I spent 10 years of my life in self-criticism. Like a princess locked up in a tall tower, because I felt like I was cursed for being born dark. Growing up with a complexion like this was not easy. Where do you look for comfort and consolation when your own family thinks you are born with a skin colour different than them? When your own friends start teasing you and name tagging you as “Black”? Not being chosen for anything because people look at your complexion and not your personality? Eventually, you start believing you don’t have the right to feel pretty or beautiful. In a country where it is common to be born in this shade, I was being shamed for the very same. But all this made me step back and look at the sunny side of life. My parents and my close friends helped me believe that I am beautiful inside out. The moment I believed I am beautiful, I saw that life was beautiful and what others thought of me slowly became irrelevant. Like they say, “What doesn’t break you makes you stronger”. So don’t let this(skin colour discrimination) ever stop you. I did not let it stop me.
Fear to Freedom #6 reflects on the attributes of inner beauty while showcasing that beauty is so much a social construct which needs to be redefined by the individual and not a tube of fairness cream.
Hi Facebook, This is Yasha Aluru and I am from Telangana. This story is about a good friend who is worth so much more than she knows. The beautiful lady in the picture is Sai. She joined as a maid about three weeks ago.
I was applying some sunscreen one morning and as she was cleaning she asked me curiously “Amma (Madam), what are you applying?” I told her its sunscreen. She asked me again, “ Is that how you become white? I used to be darker. My brother and sister are fair so how can I become like them?”
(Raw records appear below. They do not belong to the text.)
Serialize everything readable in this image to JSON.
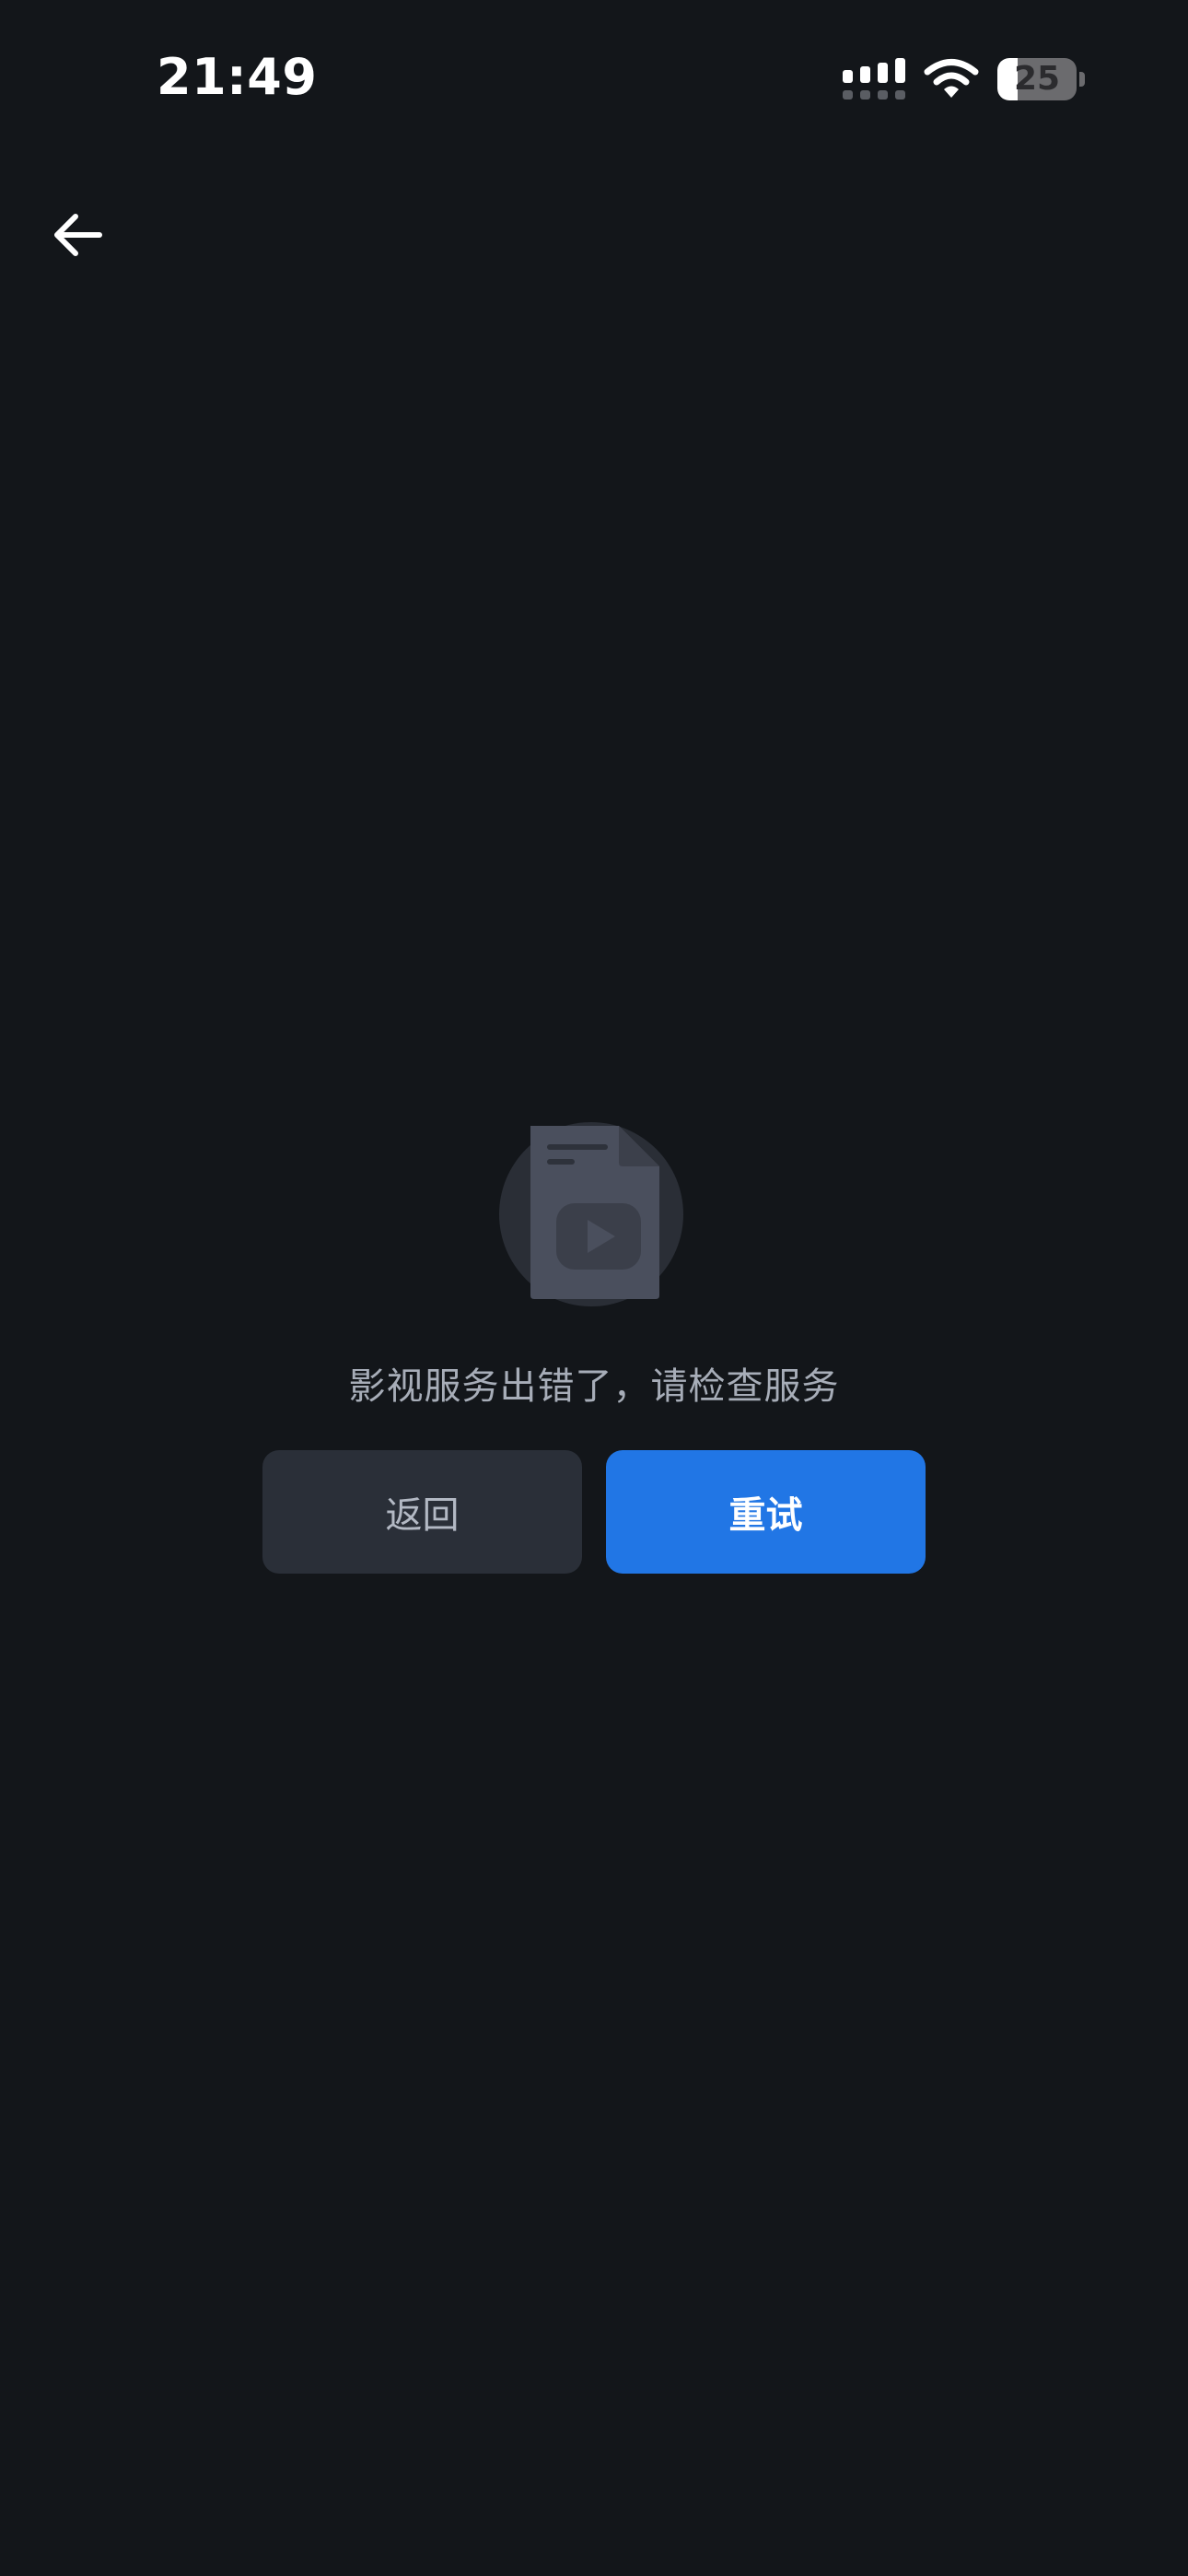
{
  "status_bar": {
    "time": "21:49",
    "battery_level": "25",
    "battery_fraction": 0.25,
    "signal_icon": "cellular-signal-icon",
    "wifi_icon": "wifi-icon",
    "battery_icon": "battery-icon"
  },
  "nav": {
    "back_icon": "arrow-left-icon"
  },
  "empty_state": {
    "illustration_icon": "video-file-icon",
    "message": "影视服务出错了，请检查服务",
    "back_label": "返回",
    "retry_label": "重试"
  },
  "colors": {
    "background": "#13161a",
    "primary_button": "#2176e5",
    "secondary_button": "#2a2f38",
    "message_text": "#a7adb8"
  }
}
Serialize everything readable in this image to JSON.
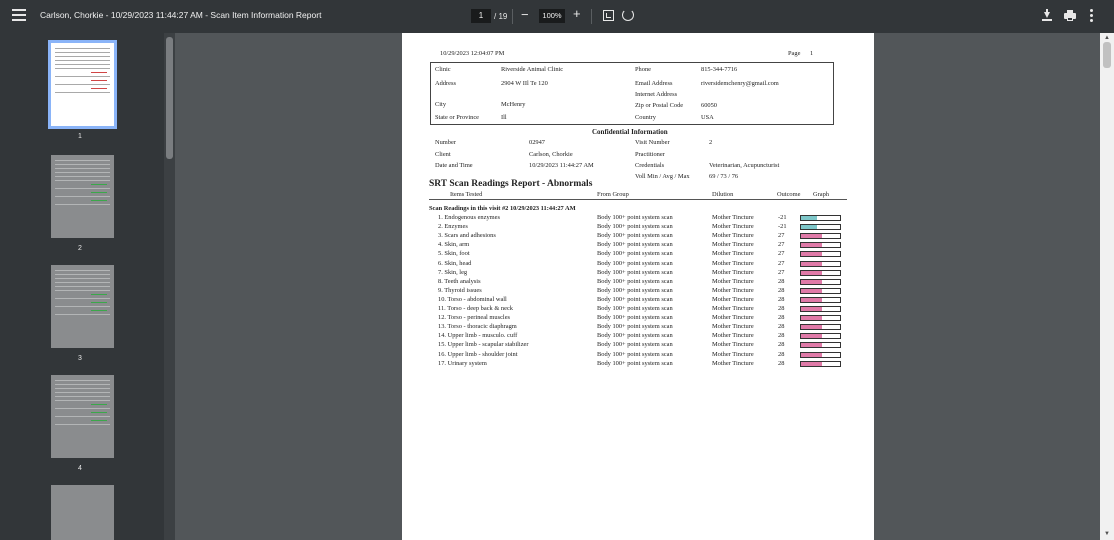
{
  "toolbar": {
    "title": "Carlson, Chorkie - 10/29/2023 11:44:27 AM - Scan Item Information Report",
    "page_current": "1",
    "page_total": "/ 19",
    "zoom": "100%",
    "zoom_out_label": "−",
    "zoom_in_label": "+"
  },
  "thumbnails": [
    {
      "label": "1"
    },
    {
      "label": "2"
    },
    {
      "label": "3"
    },
    {
      "label": "4"
    }
  ],
  "report": {
    "timestamp": "10/29/2023 12:04:07 PM",
    "page_label": "Page",
    "page_number": "1",
    "clinic": {
      "clinic_label": "Clinic",
      "clinic_value": "Riverside Animal Clinic",
      "address_label": "Address",
      "address_value": "2904 W IIl Te 120",
      "city_label": "City",
      "city_value": "McHenry",
      "state_label": "State or Province",
      "state_value": "Ill",
      "phone_label": "Phone",
      "phone_value": "815-344-7716",
      "email_label": "Email Address",
      "email_value": "riversidemchenry@gmail.com",
      "internet_label": "Internet Address",
      "zip_label": "Zip or Postal Code",
      "zip_value": "60050",
      "country_label": "Country",
      "country_value": "USA"
    },
    "confidential_title": "Confidential Information",
    "confidential": {
      "number_label": "Number",
      "number_value": "02947",
      "client_label": "Client",
      "client_value": "Carlson, Chorkie",
      "date_label": "Date and Time",
      "date_value": "10/29/2023 11:44:27 AM",
      "visit_label": "Visit Number",
      "visit_value": "2",
      "practitioner_label": "Practitioner",
      "credentials_label": "Credentials",
      "credentials_value": "Veterinarian, Acupuncturist",
      "voll_label": "Voll Min / Avg / Max",
      "voll_value": "69 / 73 / 76"
    },
    "section_title": "SRT Scan Readings Report - Abnormals",
    "columns": {
      "items": "Items Tested",
      "from": "From Group",
      "dilution": "Dilution",
      "outcome": "Outcome",
      "graph": "Graph"
    },
    "visit_heading": "Scan Readings in this visit #2 10/29/2023 11:44:27 AM",
    "rows": [
      {
        "item": "1.  Endogenous enzymes",
        "group": "Body 100+ point system scan",
        "dilution": "Mother Tincture",
        "outcome": "-21",
        "level": 0.42,
        "color": "#7ec7c9"
      },
      {
        "item": "2.  Enzymes",
        "group": "Body 100+ point system scan",
        "dilution": "Mother Tincture",
        "outcome": "-21",
        "level": 0.42,
        "color": "#7ec7c9"
      },
      {
        "item": "3.  Scars and adhesions",
        "group": "Body 100+ point system scan",
        "dilution": "Mother Tincture",
        "outcome": "27",
        "level": 0.55,
        "color": "#e07aa8"
      },
      {
        "item": "4.  Skin, arm",
        "group": "Body 100+ point system scan",
        "dilution": "Mother Tincture",
        "outcome": "27",
        "level": 0.55,
        "color": "#e07aa8"
      },
      {
        "item": "5.  Skin, foot",
        "group": "Body 100+ point system scan",
        "dilution": "Mother Tincture",
        "outcome": "27",
        "level": 0.55,
        "color": "#e07aa8"
      },
      {
        "item": "6.  Skin, head",
        "group": "Body 100+ point system scan",
        "dilution": "Mother Tincture",
        "outcome": "27",
        "level": 0.55,
        "color": "#e07aa8"
      },
      {
        "item": "7.  Skin, leg",
        "group": "Body 100+ point system scan",
        "dilution": "Mother Tincture",
        "outcome": "27",
        "level": 0.55,
        "color": "#e07aa8"
      },
      {
        "item": "8.  Teeth analysis",
        "group": "Body 100+ point system scan",
        "dilution": "Mother Tincture",
        "outcome": "28",
        "level": 0.55,
        "color": "#e07aa8"
      },
      {
        "item": "9.  Thyroid issues",
        "group": "Body 100+ point system scan",
        "dilution": "Mother Tincture",
        "outcome": "28",
        "level": 0.55,
        "color": "#e07aa8"
      },
      {
        "item": "10.  Torso - abdominal wall",
        "group": "Body 100+ point system scan",
        "dilution": "Mother Tincture",
        "outcome": "28",
        "level": 0.55,
        "color": "#e07aa8"
      },
      {
        "item": "11.  Torso - deep back & neck",
        "group": "Body 100+ point system scan",
        "dilution": "Mother Tincture",
        "outcome": "28",
        "level": 0.55,
        "color": "#e07aa8"
      },
      {
        "item": "12.  Torso - perineal muscles",
        "group": "Body 100+ point system scan",
        "dilution": "Mother Tincture",
        "outcome": "28",
        "level": 0.55,
        "color": "#e07aa8"
      },
      {
        "item": "13.  Torso - thoracic diaphragm",
        "group": "Body 100+ point system scan",
        "dilution": "Mother Tincture",
        "outcome": "28",
        "level": 0.55,
        "color": "#e07aa8"
      },
      {
        "item": "14.  Upper limb - musculo. cuff",
        "group": "Body 100+ point system scan",
        "dilution": "Mother Tincture",
        "outcome": "28",
        "level": 0.55,
        "color": "#e07aa8"
      },
      {
        "item": "15.  Upper limb - scapular stabilizer",
        "group": "Body 100+ point system scan",
        "dilution": "Mother Tincture",
        "outcome": "28",
        "level": 0.55,
        "color": "#e07aa8"
      },
      {
        "item": "16.  Upper limb - shoulder joint",
        "group": "Body 100+ point system scan",
        "dilution": "Mother Tincture",
        "outcome": "28",
        "level": 0.55,
        "color": "#e07aa8"
      },
      {
        "item": "17.  Urinary system",
        "group": "Body 100+ point system scan",
        "dilution": "Mother Tincture",
        "outcome": "28",
        "level": 0.55,
        "color": "#e07aa8"
      }
    ]
  }
}
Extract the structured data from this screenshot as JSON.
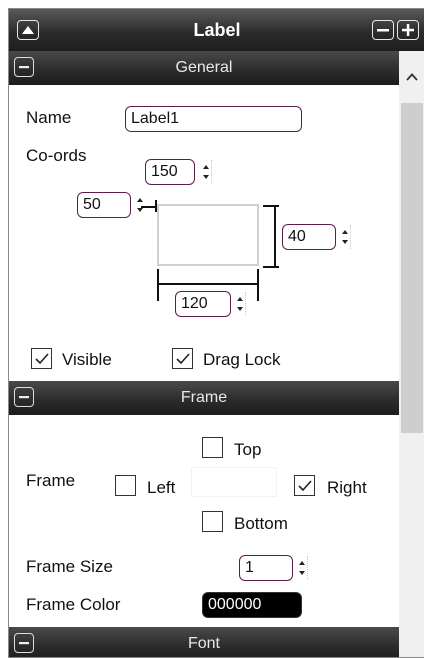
{
  "titlebar": {
    "title": "Label"
  },
  "sections": {
    "general": {
      "title": "General"
    },
    "frame": {
      "title": "Frame"
    },
    "font": {
      "title": "Font"
    }
  },
  "general": {
    "name_label": "Name",
    "name_value": "Label1",
    "coords_label": "Co-ords",
    "y_value": "150",
    "x_value": "50",
    "height_value": "40",
    "width_value": "120",
    "visible_label": "Visible",
    "visible_checked": true,
    "draglock_label": "Drag Lock",
    "draglock_checked": true
  },
  "frame": {
    "frame_label": "Frame",
    "top_label": "Top",
    "top_checked": false,
    "left_label": "Left",
    "left_checked": false,
    "right_label": "Right",
    "right_checked": true,
    "bottom_label": "Bottom",
    "bottom_checked": false,
    "frame_size_label": "Frame Size",
    "frame_size_value": "1",
    "frame_color_label": "Frame Color",
    "frame_color_value": "000000",
    "frame_color_hex": "#000000"
  }
}
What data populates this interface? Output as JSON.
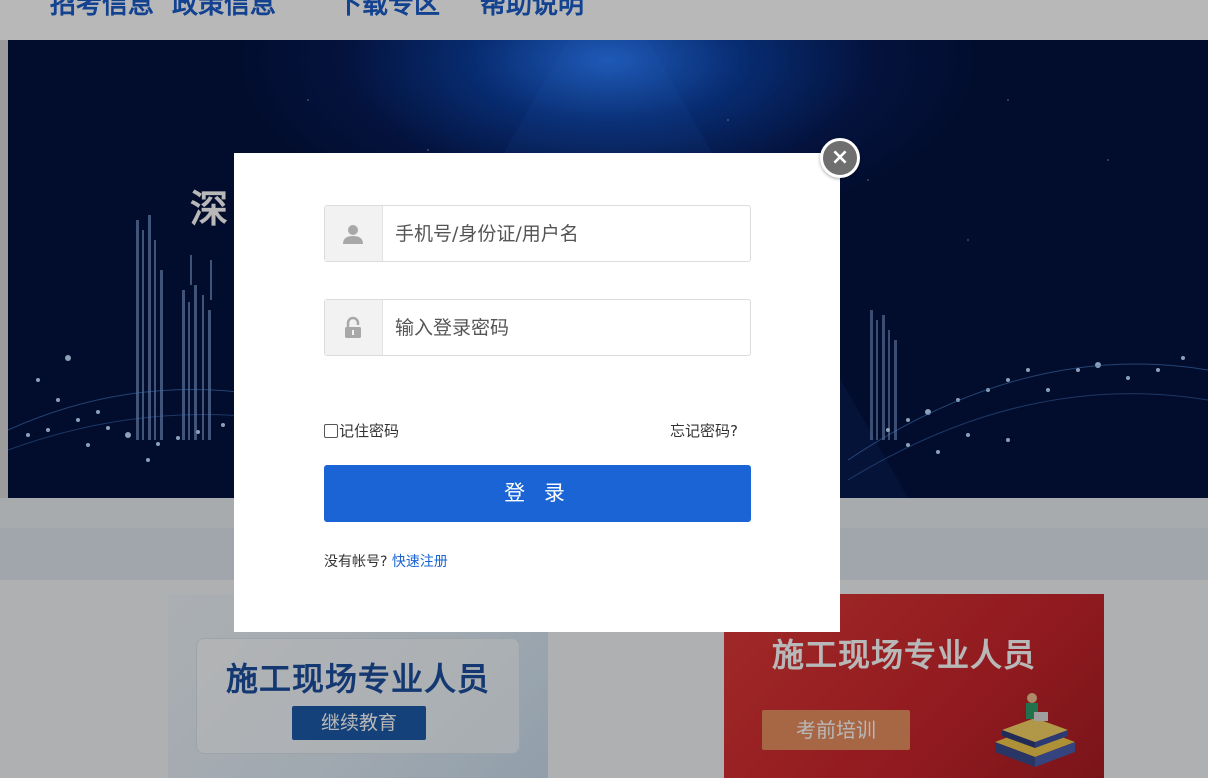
{
  "nav": {
    "items": [
      "招考信息",
      "政策信息",
      "下载专区",
      "帮助说明"
    ]
  },
  "banner": {
    "title_partial": "深"
  },
  "cards": {
    "left": {
      "title": "施工现场专业人员",
      "tag": "继续教育"
    },
    "right": {
      "title": "施工现场专业人员",
      "tag": "考前培训"
    }
  },
  "login": {
    "close_label": "×",
    "username_placeholder": "手机号/身份证/用户名",
    "password_placeholder": "输入登录密码",
    "remember_label": "记住密码",
    "forgot_label": "忘记密码?",
    "login_button": "登 录",
    "no_account_text": "没有帐号?",
    "register_link": "快速注册",
    "icons": {
      "user": "user-icon",
      "lock": "lock-icon",
      "close": "close-icon"
    }
  },
  "colors": {
    "primary": "#1a64d6",
    "banner": "#0b3e9e",
    "card_red": "#c9252c",
    "card_blue_text": "#1d4f9e"
  }
}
I could see that it took her courage to ask me that question and I knew I had one simple responsibility towards her.I had to remind her that it was she (and not her fairer brother or sister) who helped her sick mother, she who stayed by her cousin’s side every day while her kidneys slowly failed, and it is she who takes care of her little one all by herself because she loves him unconditionally. I had to tell her that her beauty cannot be bought in a zillion tubes of fairness creams. Her beauty was a gift that she honed into the worthy human she is.
“Hey, Sai. If you start coming to work this late in the day, it will get very sunny and you will turn darker”, said my mother yesterday. Sai smiled and looked at me….a look that said, “Now is that really so bad?”
Fear to Freedom #7 reminds us that the society continues to struggle with skin colour bias. But are permitted to question, challenge, and ultimately, show by our actions, that skin colour bias can be overcome.
My name is Keerthika Gummadi , I am from Hyderabad. I live in New York at the moment and will be back in India for good. When I think of returning back to India, there’s this one thing that constantly troubles me. Meeting relatives who I know will urge me to try the latest fairness creams and treatments. I often wonder why am I being bullied for something I am born with? Why can’t I be accepted the way I am? I am worshipped for my tan in the foreign land but looked down for the same in my motherland. I have always had people walk up to me and say, “You are beautiful despite being dark”. I don’t get it!!! What does skin colour have to do with being beautiful? Beauty lies on the inside, doesn’t it?